Oh yeah, I’ll be checking that book out… but believe it or not, this wordy little article isn’t about any of those works. It’s about the latest book from Titan Comics, co-written by Abdul-Jabbar and Raymond Obstfeld, dipping back even farther into Mycroft’s previously unwritten history, the days before leaving Cambridge. The story so far leaves us with more questions than answers, but the potential for discovery runs just as deep as it might have in Victorian England itself. Abdul-Jabbar and Obstfeld establish several things in a relatively short amount of time, foremost being the simple truth that Mycroft is an arrogant ass to pretty much everyone around him, not in the least excluding his younger brother Sherlock. Other questions to be answered are: What was the object responsible for the destruction of the British Museum, and who was the man who placed it? Who are these masked men intent on capturing Mycroft, and are they in any way associated with his philosophy professor? For that matter, what’s Mrs. Philosophy Professor’s name, assuming she’s going to be more than yet another notch on Mycroft’s bedpost?
I don’t think it would be a surprise to anyone reading this review when I say that I had doubts going in. I wasn’t aware of Kareem Abdul-Jabbar’s obsession with the legend of Sherlock Holmes, going all the way back to his early days in the NBA when he was first given one of Arthur Conan Doyle’s original books. I knew that he had written his own auto-biography. I also knew that he was hilarious in Airplane. What I didn’t know was that he was a knowledgeable historian and best-selling author, with a deep respect of and love for the work of Sir Arthur Conan Doyle. It’s that spirit that shows up pretty quickly in this opening issue from Titan Comics. The dialogue is sharp and authentic, with Victorian era London serving as a very well-researched backdrop.
My final score on this one is an admittedly surprising A+, and I would recommend it to anyone with an interest in some background on the lesser known Holmes. As much as I might want to, I’m not going to dip to the obvious line… I won’t. It’s not gonna happen.

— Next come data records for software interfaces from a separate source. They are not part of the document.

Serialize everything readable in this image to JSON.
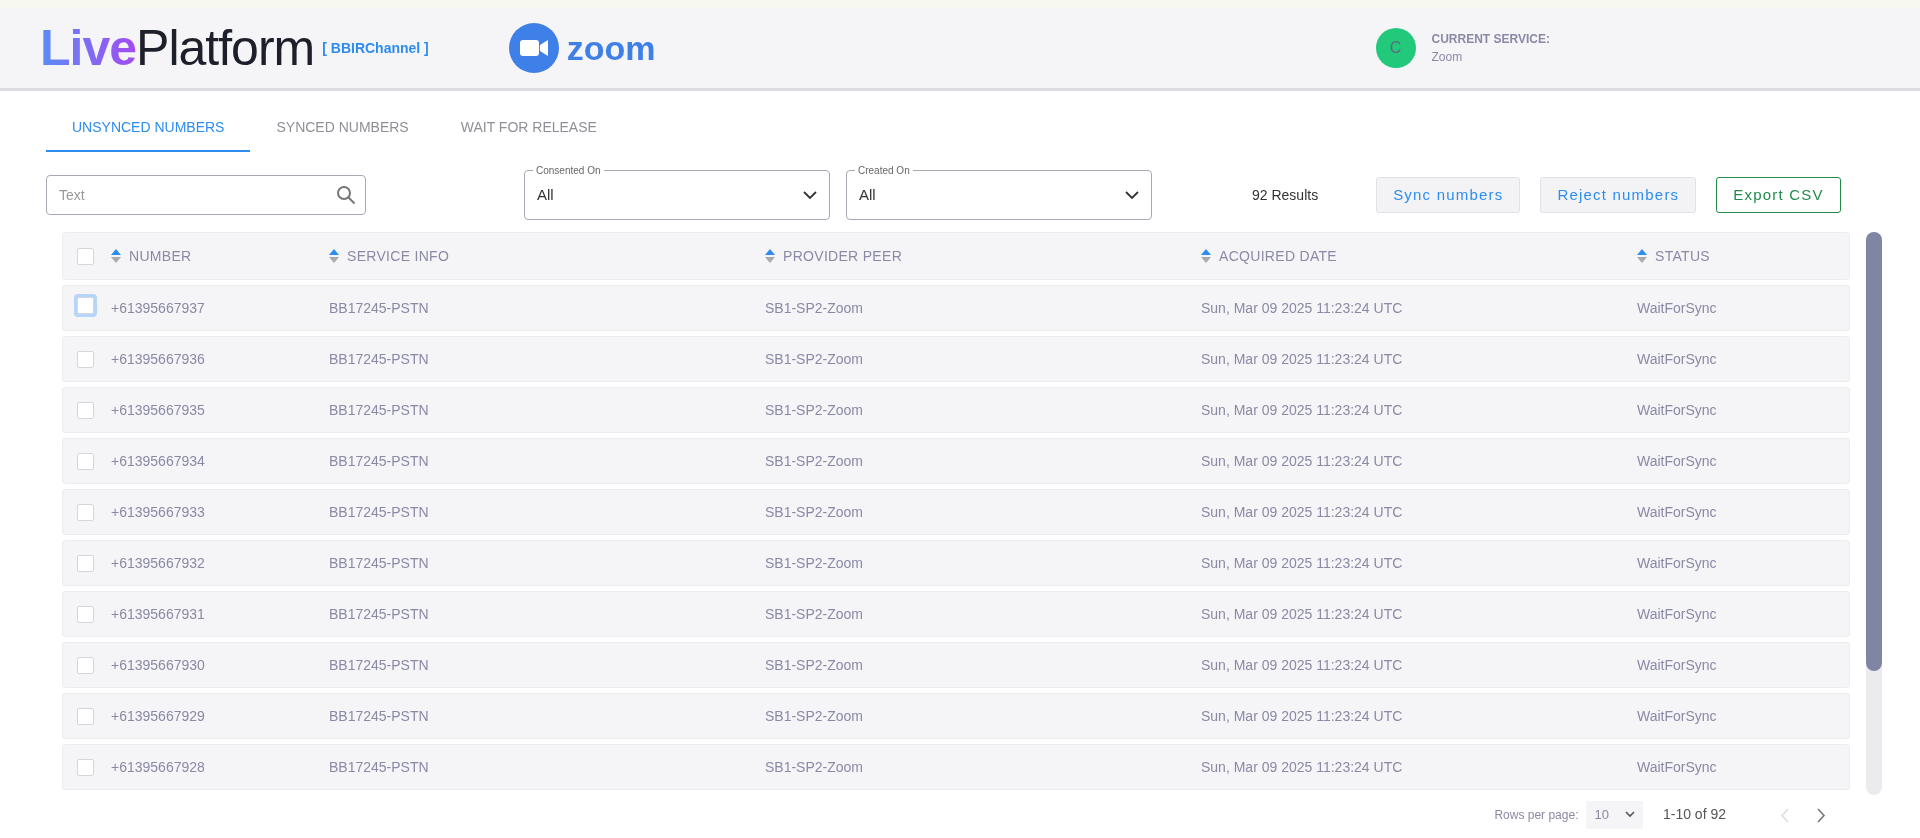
{
  "header": {
    "logo": {
      "part_1": "Live",
      "part_2": "Platform"
    },
    "channel": "[ BBIRChannel ]",
    "service_logo_text": "zoom",
    "avatar_letter": "C",
    "current_service_label": "CURRENT SERVICE:",
    "current_service": "Zoom"
  },
  "tabs": [
    {
      "label": "UNSYNCED NUMBERS",
      "selected": true
    },
    {
      "label": "SYNCED NUMBERS",
      "selected": false
    },
    {
      "label": "WAIT FOR RELEASE",
      "selected": false
    }
  ],
  "search": {
    "placeholder": "Text"
  },
  "filters": [
    {
      "label": "Consented On",
      "value": "All"
    },
    {
      "label": "Created On",
      "value": "All"
    }
  ],
  "results": "92 Results",
  "buttons": [
    {
      "label": "Sync numbers",
      "kind": "primary"
    },
    {
      "label": "Reject numbers",
      "kind": "primary"
    },
    {
      "label": "Export CSV",
      "kind": "success"
    }
  ],
  "table": {
    "columns": [
      "NUMBER",
      "SERVICE INFO",
      "PROVIDER PEER",
      "ACQUIRED DATE",
      "STATUS"
    ],
    "header_checked": false,
    "rows": [
      {
        "cells": [
          "+61395667937",
          "BB17245-PSTN",
          "SB1-SP2-Zoom",
          "Sun, Mar 09 2025 11:23:24 UTC",
          "WaitForSync"
        ],
        "checked": false,
        "focused": true
      },
      {
        "cells": [
          "+61395667936",
          "BB17245-PSTN",
          "SB1-SP2-Zoom",
          "Sun, Mar 09 2025 11:23:24 UTC",
          "WaitForSync"
        ],
        "checked": false,
        "focused": false
      },
      {
        "cells": [
          "+61395667935",
          "BB17245-PSTN",
          "SB1-SP2-Zoom",
          "Sun, Mar 09 2025 11:23:24 UTC",
          "WaitForSync"
        ],
        "checked": false,
        "focused": false
      },
      {
        "cells": [
          "+61395667934",
          "BB17245-PSTN",
          "SB1-SP2-Zoom",
          "Sun, Mar 09 2025 11:23:24 UTC",
          "WaitForSync"
        ],
        "checked": false,
        "focused": false
      },
      {
        "cells": [
          "+61395667933",
          "BB17245-PSTN",
          "SB1-SP2-Zoom",
          "Sun, Mar 09 2025 11:23:24 UTC",
          "WaitForSync"
        ],
        "checked": false,
        "focused": false
      },
      {
        "cells": [
          "+61395667932",
          "BB17245-PSTN",
          "SB1-SP2-Zoom",
          "Sun, Mar 09 2025 11:23:24 UTC",
          "WaitForSync"
        ],
        "checked": false,
        "focused": false
      },
      {
        "cells": [
          "+61395667931",
          "BB17245-PSTN",
          "SB1-SP2-Zoom",
          "Sun, Mar 09 2025 11:23:24 UTC",
          "WaitForSync"
        ],
        "checked": false,
        "focused": false
      },
      {
        "cells": [
          "+61395667930",
          "BB17245-PSTN",
          "SB1-SP2-Zoom",
          "Sun, Mar 09 2025 11:23:24 UTC",
          "WaitForSync"
        ],
        "checked": false,
        "focused": false
      },
      {
        "cells": [
          "+61395667929",
          "BB17245-PSTN",
          "SB1-SP2-Zoom",
          "Sun, Mar 09 2025 11:23:24 UTC",
          "WaitForSync"
        ],
        "checked": false,
        "focused": false
      },
      {
        "cells": [
          "+61395667928",
          "BB17245-PSTN",
          "SB1-SP2-Zoom",
          "Sun, Mar 09 2025 11:23:24 UTC",
          "WaitForSync"
        ],
        "checked": false,
        "focused": false
      }
    ]
  },
  "pagination": {
    "rows_label": "Rows per page:",
    "rows_value": "10",
    "range": "1-10 of 92",
    "prev_disabled": true,
    "next_disabled": false
  }
}
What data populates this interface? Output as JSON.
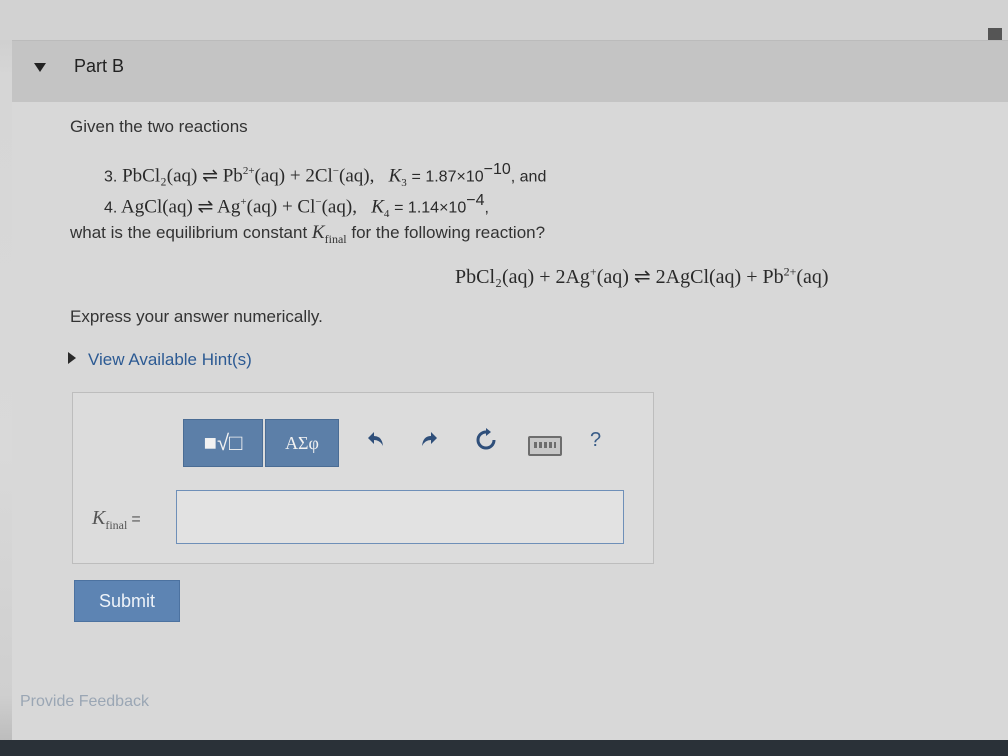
{
  "part": {
    "title": "Part B"
  },
  "problem": {
    "intro": "Given the two reactions",
    "reaction3": {
      "num": "3.",
      "lhs": "PbCl₂(aq) ⇌ Pb",
      "sup1": "2+",
      "mid": "(aq) + 2Cl",
      "sup2": "−",
      "rhs": "(aq),",
      "k_symbol": "K",
      "k_sub": "3",
      "k_value": "= 1.87×10",
      "k_exp": "−10",
      "tail": ", and"
    },
    "reaction4": {
      "num": "4.",
      "lhs": "AgCl(aq) ⇌ Ag",
      "sup1": "+",
      "mid": "(aq) + Cl",
      "sup2": "−",
      "rhs": "(aq),",
      "k_symbol": "K",
      "k_sub": "4",
      "k_value": "= 1.14×10",
      "k_exp": "−4",
      "tail": ","
    },
    "question_pre": "what is the equilibrium constant",
    "question_k": "K",
    "question_k_sub": "final",
    "question_post": "for the following reaction?",
    "main_reaction": {
      "part1": "PbCl₂(aq) + 2Ag",
      "sup1": "+",
      "part2": "(aq) ⇌ 2AgCl(aq) + Pb",
      "sup2": "2+",
      "part3": "(aq)"
    },
    "express": "Express your answer numerically.",
    "hint_link": "View Available Hint(s)"
  },
  "toolbar": {
    "templates_label": "■√□",
    "greek_label": "ΑΣφ",
    "undo_icon": "undo-icon",
    "redo_icon": "redo-icon",
    "reset_icon": "reset-icon",
    "keyboard_icon": "keyboard-icon",
    "help_label": "?"
  },
  "answer": {
    "label_k": "K",
    "label_sub": "final",
    "label_eq": "=",
    "value": ""
  },
  "submit_label": "Submit",
  "feedback_link": "Provide Feedback",
  "colors": {
    "accent": "#5c7fa8",
    "link": "#2c5a93"
  }
}
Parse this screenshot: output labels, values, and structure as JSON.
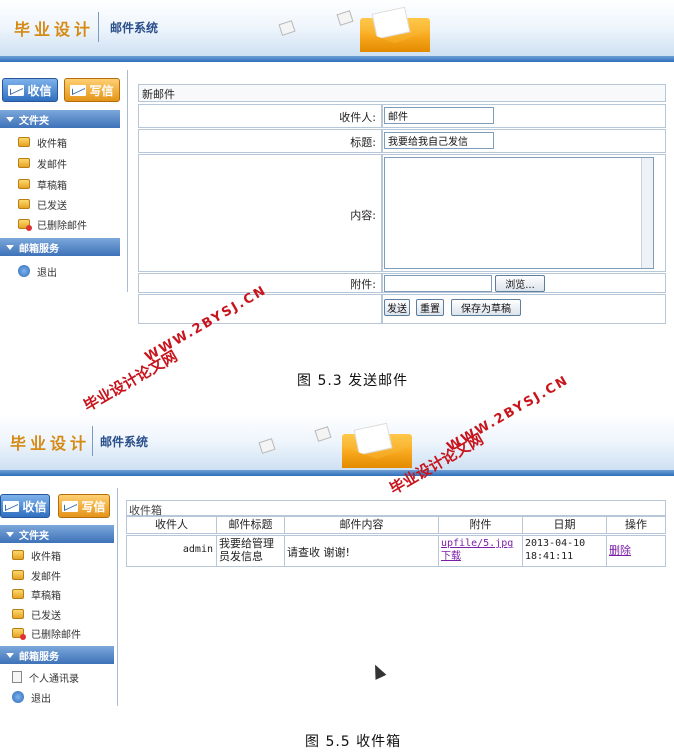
{
  "banner": {
    "brand": "毕业设计",
    "system": "邮件系统"
  },
  "sidebar": {
    "receive_label": "收信",
    "write_label": "写信",
    "folders_title": "文件夹",
    "folders": [
      "收件箱",
      "发邮件",
      "草稿箱",
      "已发送",
      "已删除邮件"
    ],
    "service_title": "邮箱服务",
    "service_items_top": [
      "退出"
    ],
    "service_items_bottom": [
      "个人通讯录",
      "退出"
    ]
  },
  "compose": {
    "title": "新邮件",
    "to_label": "收件人:",
    "to_value": "邮件",
    "subject_label": "标题:",
    "subject_value": "我要给我自己发信",
    "content_label": "内容:",
    "attach_label": "附件:",
    "browse_label": "浏览...",
    "send_label": "发送",
    "reset_label": "重置",
    "draft_label": "保存为草稿"
  },
  "caption_top": "图 5.3  发送邮件",
  "caption_bottom": "图 5.5  收件箱",
  "watermark": {
    "title": "毕业设计论文网",
    "url": "WWW.2BYSJ.CN"
  },
  "inbox": {
    "title": "收件箱",
    "columns": [
      "收件人",
      "邮件标题",
      "邮件内容",
      "附件",
      "日期",
      "操作"
    ],
    "rows": [
      {
        "recipient": "admin",
        "subject": "我要给管理员发信息",
        "content": "请查收 谢谢!",
        "attachment": "upfile/5.jpg下载",
        "date": "2013-04-10 18:41:11",
        "action": "删除"
      }
    ]
  },
  "colors": {
    "accent": "#2f6fc0",
    "brand": "#d68a14",
    "watermark": "#c8141c",
    "link": "#7a1fa8"
  }
}
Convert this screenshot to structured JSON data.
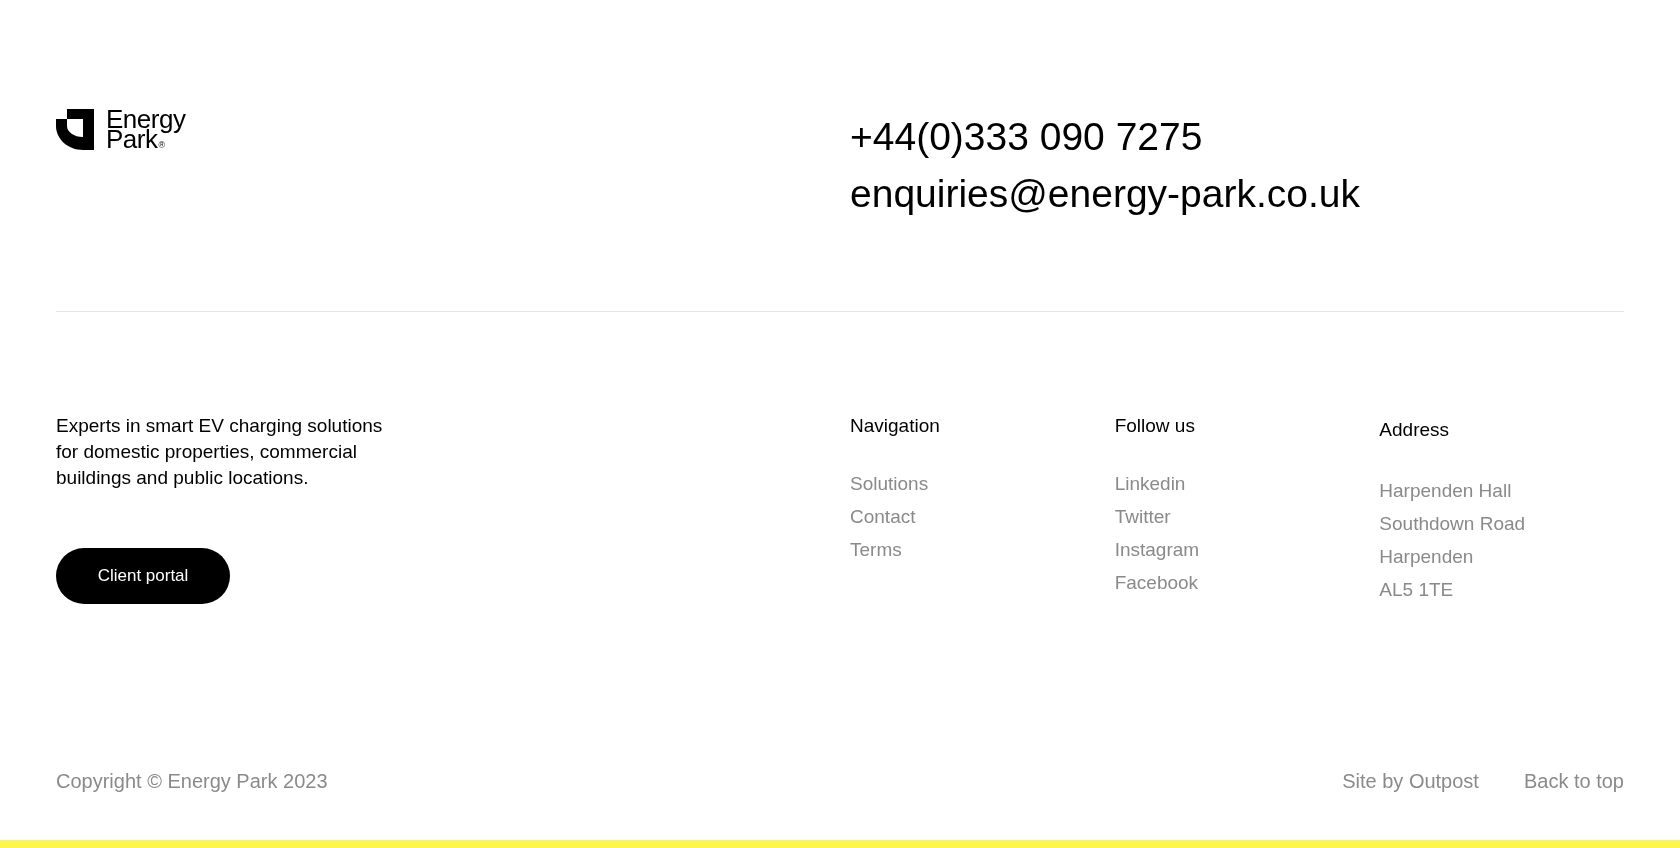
{
  "logo": {
    "name_lines": [
      "Energy",
      "Park"
    ],
    "mark": "®"
  },
  "contact": {
    "phone": "+44(0)333 090 7275",
    "email": "enquiries@energy-park.co.uk"
  },
  "about": {
    "description": "Experts in smart EV charging solutions for domestic properties, commercial buildings and public locations.",
    "button": "Client portal"
  },
  "columns": [
    {
      "kind": "links",
      "heading": "Navigation",
      "items": [
        "Solutions",
        "Contact",
        "Terms"
      ]
    },
    {
      "kind": "links",
      "heading": "Follow us",
      "items": [
        "Linkedin",
        "Twitter",
        "Instagram",
        "Facebook"
      ]
    },
    {
      "kind": "address",
      "heading": "Address",
      "items": [
        "Harpenden Hall",
        "Southdown Road",
        "Harpenden",
        "AL5 1TE"
      ]
    }
  ],
  "bottom_bar": {
    "copyright": "Copyright © Energy Park 2023",
    "links": [
      "Site by Outpost",
      "Back to top"
    ]
  }
}
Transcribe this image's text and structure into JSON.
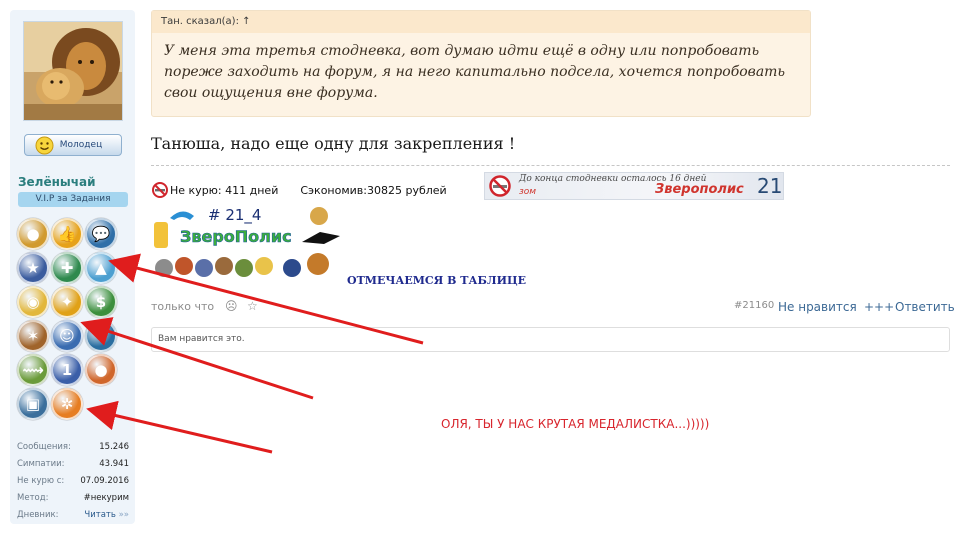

Investing one’s time and money in this ongoing series is……… sigh….. elementary.